● **WHAT TO DO**:
Every entry in the data below needs to be repeated exactly.

Collected data
#####

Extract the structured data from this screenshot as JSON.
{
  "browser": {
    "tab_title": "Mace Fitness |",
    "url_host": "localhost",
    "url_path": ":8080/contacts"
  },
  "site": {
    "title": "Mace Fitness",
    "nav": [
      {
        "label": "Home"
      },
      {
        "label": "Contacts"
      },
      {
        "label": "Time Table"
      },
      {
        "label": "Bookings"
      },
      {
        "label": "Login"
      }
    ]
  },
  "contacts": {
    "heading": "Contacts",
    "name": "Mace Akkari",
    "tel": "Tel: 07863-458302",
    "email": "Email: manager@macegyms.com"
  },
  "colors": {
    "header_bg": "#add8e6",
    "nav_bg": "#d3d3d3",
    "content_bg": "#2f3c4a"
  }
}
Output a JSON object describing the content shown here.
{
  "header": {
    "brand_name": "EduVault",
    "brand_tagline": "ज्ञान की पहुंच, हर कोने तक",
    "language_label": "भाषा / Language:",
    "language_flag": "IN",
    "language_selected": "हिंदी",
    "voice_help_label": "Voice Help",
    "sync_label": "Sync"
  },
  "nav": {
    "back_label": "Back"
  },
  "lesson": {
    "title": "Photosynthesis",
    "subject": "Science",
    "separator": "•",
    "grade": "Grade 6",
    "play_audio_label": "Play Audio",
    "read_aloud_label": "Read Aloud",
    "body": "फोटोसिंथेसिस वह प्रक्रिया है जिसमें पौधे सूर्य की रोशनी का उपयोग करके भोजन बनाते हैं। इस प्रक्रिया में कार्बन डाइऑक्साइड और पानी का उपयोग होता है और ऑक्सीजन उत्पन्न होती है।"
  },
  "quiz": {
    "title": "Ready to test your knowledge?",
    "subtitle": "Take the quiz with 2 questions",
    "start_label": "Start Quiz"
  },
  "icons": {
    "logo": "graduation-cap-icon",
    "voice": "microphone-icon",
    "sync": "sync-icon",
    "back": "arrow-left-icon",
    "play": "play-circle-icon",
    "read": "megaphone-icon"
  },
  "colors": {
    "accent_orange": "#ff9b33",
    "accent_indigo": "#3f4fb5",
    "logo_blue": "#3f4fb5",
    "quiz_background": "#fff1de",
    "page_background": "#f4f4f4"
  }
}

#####

● **RESPONSE TO THIS TASK**:
Extract the structured data from this screenshot as JSON.
{
  "browser": {
    "tab_title": "Mace Fitness |",
    "url_host": "localhost",
    "url_path": ":8080/contacts"
  },
  "site": {
    "title": "Mace Fitness",
    "nav": [
      {
        "label": "Home"
      },
      {
        "label": "Contacts"
      },
      {
        "label": "Time Table"
      },
      {
        "label": "Bookings"
      },
      {
        "label": "Login"
      }
    ]
  },
  "contacts": {
    "heading": "Contacts",
    "name": "Mace Akkari",
    "tel": "Tel: 07863-458302",
    "email": "Email: manager@macegyms.com"
  },
  "colors": {
    "header_bg": "#add8e6",
    "nav_bg": "#d3d3d3",
    "content_bg": "#2f3c4a"
  }
}
Output a JSON object describing the content shown here.
{
  "header": {
    "brand_name": "EduVault",
    "brand_tagline": "ज्ञान की पहुंच, हर कोने तक",
    "language_label": "भाषा / Language:",
    "language_flag": "IN",
    "language_selected": "हिंदी",
    "voice_help_label": "Voice Help",
    "sync_label": "Sync"
  },
  "nav": {
    "back_label": "Back"
  },
  "lesson": {
    "title": "Photosynthesis",
    "subject": "Science",
    "separator": "•",
    "grade": "Grade 6",
    "play_audio_label": "Play Audio",
    "read_aloud_label": "Read Aloud",
    "body": "फोटोसिंथेसिस वह प्रक्रिया है जिसमें पौधे सूर्य की रोशनी का उपयोग करके भोजन बनाते हैं। इस प्रक्रिया में कार्बन डाइऑक्साइड और पानी का उपयोग होता है और ऑक्सीजन उत्पन्न होती है।"
  },
  "quiz": {
    "title": "Ready to test your knowledge?",
    "subtitle": "Take the quiz with 2 questions",
    "start_label": "Start Quiz"
  },
  "icons": {
    "logo": "graduation-cap-icon",
    "voice": "microphone-icon",
    "sync": "sync-icon",
    "back": "arrow-left-icon",
    "play": "play-circle-icon",
    "read": "megaphone-icon"
  },
  "colors": {
    "accent_orange": "#ff9b33",
    "accent_indigo": "#3f4fb5",
    "logo_blue": "#3f4fb5",
    "quiz_background": "#fff1de",
    "page_background": "#f4f4f4"
  }
}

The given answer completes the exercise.